How many lines in the listing below include the word "this"? Reply with the count alone.

-------------------------

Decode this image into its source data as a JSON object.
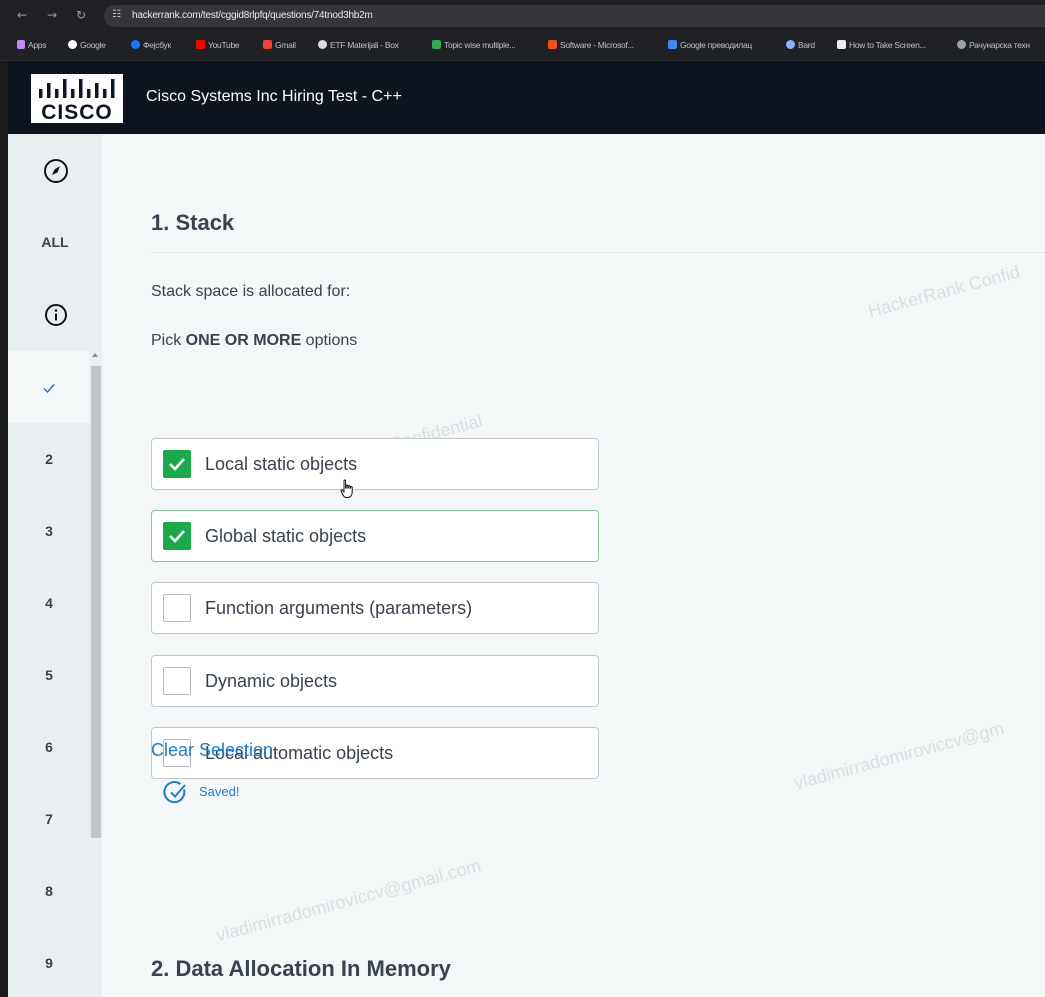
{
  "browser": {
    "url": "hackerrank.com/test/cggid8rlpfq/questions/74tnod3hb2m",
    "bookmarks": [
      "Apps",
      "Google",
      "Фејсбук",
      "YouTube",
      "Gmail",
      "ETF Materijali - Box",
      "Topic wise multiple...",
      "Software - Microsof...",
      "Google преводилац",
      "Bard",
      "How to Take Screen...",
      "Рачунарска техн"
    ]
  },
  "header": {
    "logo_text": "CISCO",
    "test_title": "Cisco Systems Inc Hiring Test - C++"
  },
  "sidebar": {
    "all_label": "ALL",
    "active_item_icon": "check-icon",
    "items": [
      "2",
      "3",
      "4",
      "5",
      "6",
      "7",
      "8",
      "9"
    ]
  },
  "question1": {
    "title": "1. Stack",
    "text": "Stack space is allocated for:",
    "instruction_prefix": "Pick ",
    "instruction_bold": "ONE OR MORE",
    "instruction_suffix": " options",
    "options": [
      {
        "label": "Local static objects",
        "checked": true
      },
      {
        "label": "Global static objects",
        "checked": true
      },
      {
        "label": "Function arguments (parameters)",
        "checked": false
      },
      {
        "label": "Dynamic objects",
        "checked": false
      },
      {
        "label": "Local automatic objects",
        "checked": false
      }
    ],
    "clear_label": "Clear Selection",
    "saved_label": "Saved!"
  },
  "question2": {
    "title": "2. Data Allocation In Memory"
  },
  "watermarks": [
    "HackerRank Confid",
    "HackerRank Confidential",
    "vladimirradomiroviccv@gm",
    "vladimirradomiroviccv@gmail.com"
  ],
  "colors": {
    "header_bg": "#0e141e",
    "checkbox_checked": "#1ba94c",
    "link": "#1f7cc6",
    "active_indicator": "#1b6ec2"
  }
}
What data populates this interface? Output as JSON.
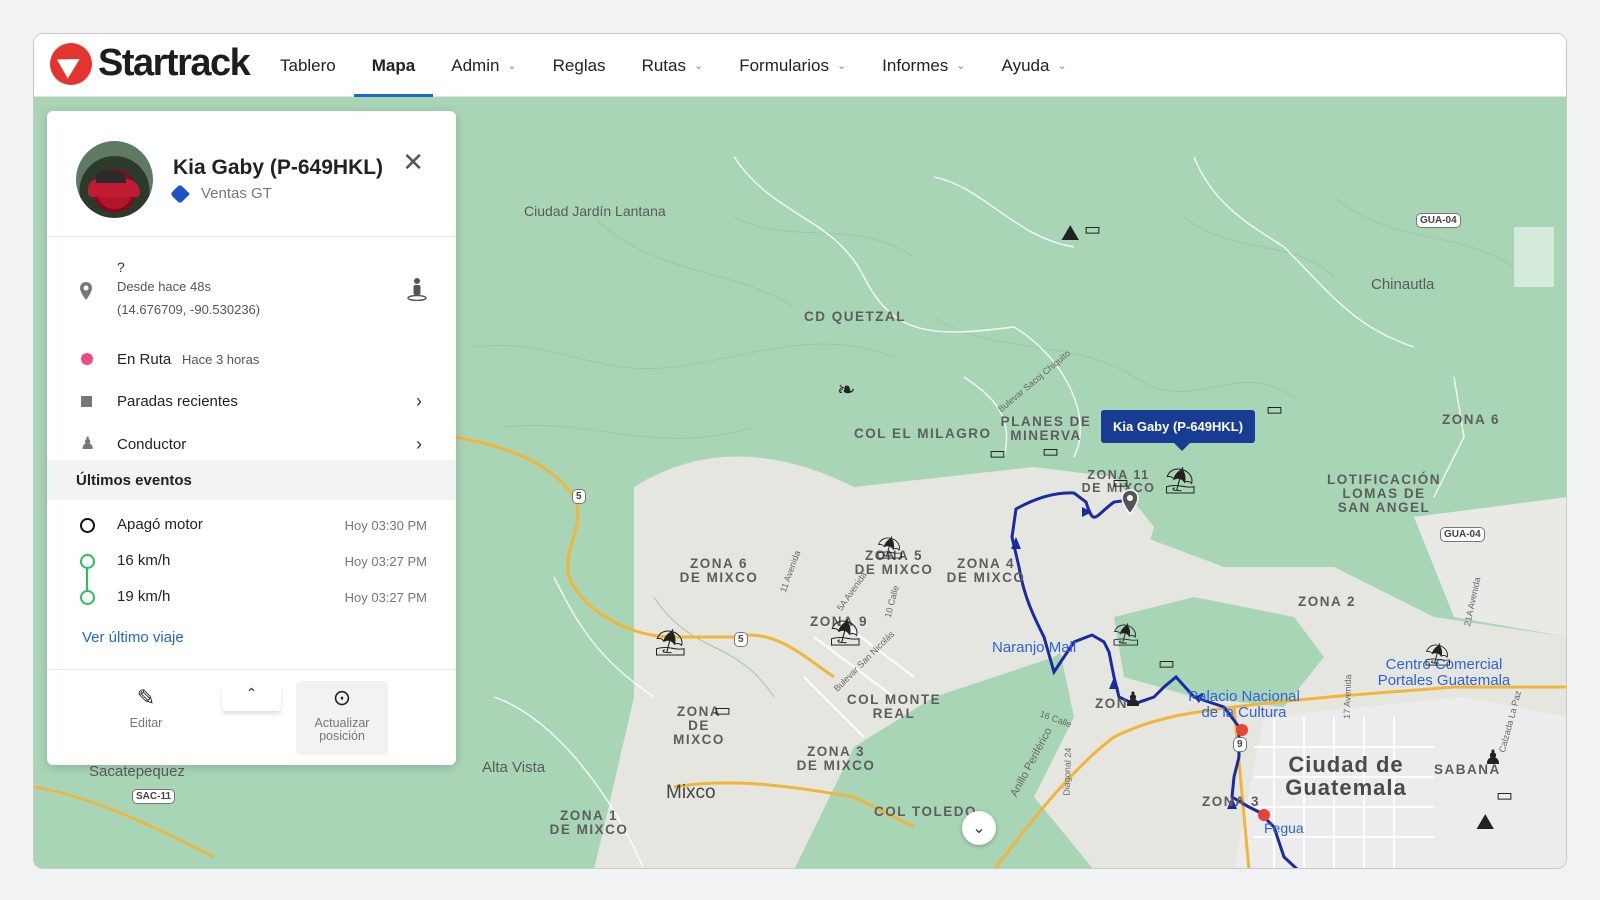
{
  "brand": {
    "name": "Startrack",
    "accent": "#e3342f"
  },
  "nav": [
    {
      "label": "Tablero",
      "dropdown": false,
      "active": false
    },
    {
      "label": "Mapa",
      "dropdown": false,
      "active": true
    },
    {
      "label": "Admin",
      "dropdown": true,
      "active": false
    },
    {
      "label": "Reglas",
      "dropdown": false,
      "active": false
    },
    {
      "label": "Rutas",
      "dropdown": true,
      "active": false
    },
    {
      "label": "Formularios",
      "dropdown": true,
      "active": false
    },
    {
      "label": "Informes",
      "dropdown": true,
      "active": false
    },
    {
      "label": "Ayuda",
      "dropdown": true,
      "active": false
    }
  ],
  "panel": {
    "vehicle_name": "Kia Gaby (P-649HKL)",
    "group": "Ventas GT",
    "location": {
      "address": "?",
      "since": "Desde hace 48s",
      "coords": "(14.676709, -90.530236)"
    },
    "status": {
      "label": "En Ruta",
      "since": "Hace 3 horas",
      "color": "#e84a8a"
    },
    "recent_stops": "Paradas recientes",
    "driver": "Conductor",
    "events_title": "Últimos eventos",
    "events": [
      {
        "label": "Apagó motor",
        "time": "Hoy 03:30 PM"
      },
      {
        "label": "16 km/h",
        "time": "Hoy 03:27 PM"
      },
      {
        "label": "19 km/h",
        "time": "Hoy 03:27 PM"
      }
    ],
    "last_trip_link": "Ver último viaje",
    "edit_label": "Editar",
    "update_label": "Actualizar posición"
  },
  "map": {
    "tooltip": "Kia Gaby (P-649HKL)",
    "route_color": "#1b2aa3",
    "labels": {
      "ciudad_jardin": "Ciudad Jardín Lantana",
      "cd_quetzal": "CD QUETZAL",
      "chinautla": "Chinautla",
      "col_el_milagro": "COL EL MILAGRO",
      "planes_minerva": "PLANES DE MINERVA",
      "zona6_right": "ZONA 6",
      "lotificacion": "LOTIFICACIÓN LOMAS DE SAN ANGEL",
      "zona11": "ZONA 11 DE MIXCO",
      "zona6_mixco": "ZONA 6 DE MIXCO",
      "zona5_mixco": "ZONA 5 DE MIXCO",
      "zona4_mixco": "ZONA 4 DE MIXCO",
      "zona2": "ZONA 2",
      "zona9": "ZONA 9",
      "naranjo_mall": "Naranjo Mall",
      "centro_comercial": "Centro Comercial Portales Guatemala",
      "palacio": "Palacio Nacional de la Cultura",
      "col_monte_real": "COL MONTE REAL",
      "zona_mixco_left": "ZONA DE MIXCO",
      "zona3_mixco": "ZONA 3 DE MIXCO",
      "alta_vista": "Alta Vista",
      "mixco": "Mixco",
      "col_toledo": "COL TOLEDO",
      "ciudad_guatemala": "Ciudad de Guatemala",
      "zona3": "ZONA 3",
      "zona1_mixco": "ZONA 1 DE MIXCO",
      "sacatepequez": "Sacatepequez",
      "sabana": "SABANA",
      "zona_short": "ZON",
      "fegua": "Fegua",
      "anillo": "Anillo Periférico",
      "calle16": "16 Calle",
      "avenida11": "11 Avenida",
      "bulevar_san_nicolas": "Bulevar San Nicolás",
      "bulevar_sacoj": "Bulevar Sacoj Chiquito",
      "diagonal24": "Diagonal 24",
      "avenida21a": "21A Avenida",
      "avenida17": "17 Avenida",
      "calzada_paz": "Calzada La Paz",
      "calle10": "10 Calle",
      "avenida5a": "5A Avenida"
    },
    "shields": {
      "gua04_top": "GUA-04",
      "gua04_mid": "GUA-04",
      "r5_a": "5",
      "r5_b": "5",
      "r9": "9",
      "sac11": "SAC-11"
    }
  }
}
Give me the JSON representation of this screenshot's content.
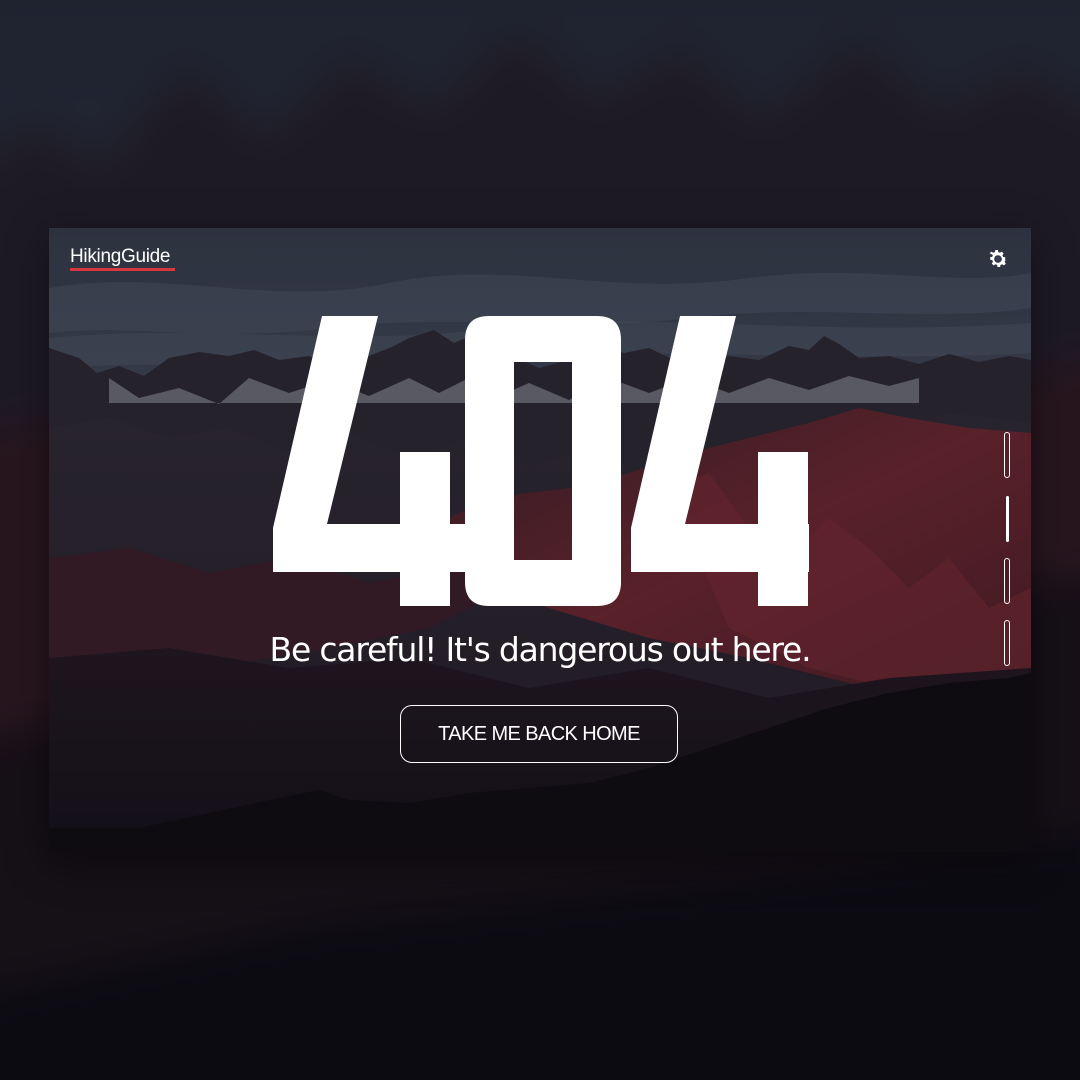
{
  "header": {
    "logo_text": "HikingGuide",
    "accent_color": "#d9363e",
    "settings_icon": "gear-icon"
  },
  "hero": {
    "error_code": "404",
    "message": "Be careful! It's dangerous out here.",
    "cta_label": "TAKE ME BACK HOME"
  },
  "slide_nav": {
    "count": 4,
    "active_index": 1
  },
  "colors": {
    "text": "#ffffff",
    "accent": "#d9363e"
  }
}
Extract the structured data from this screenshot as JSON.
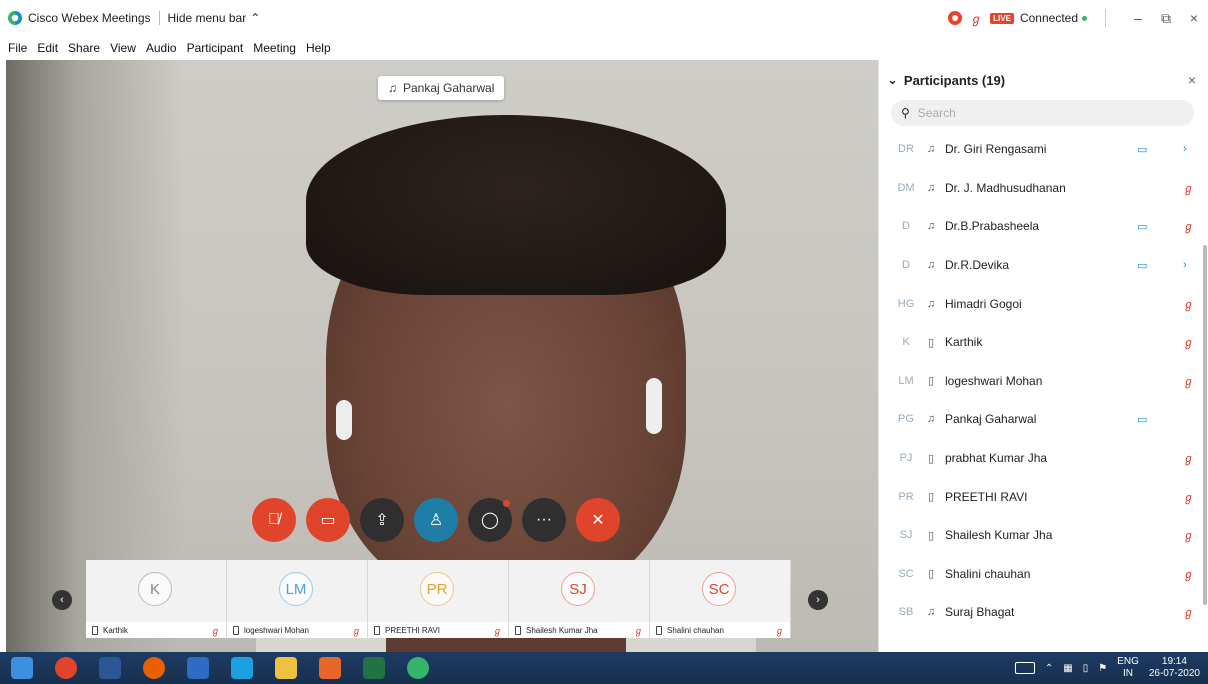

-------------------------

• Output below
4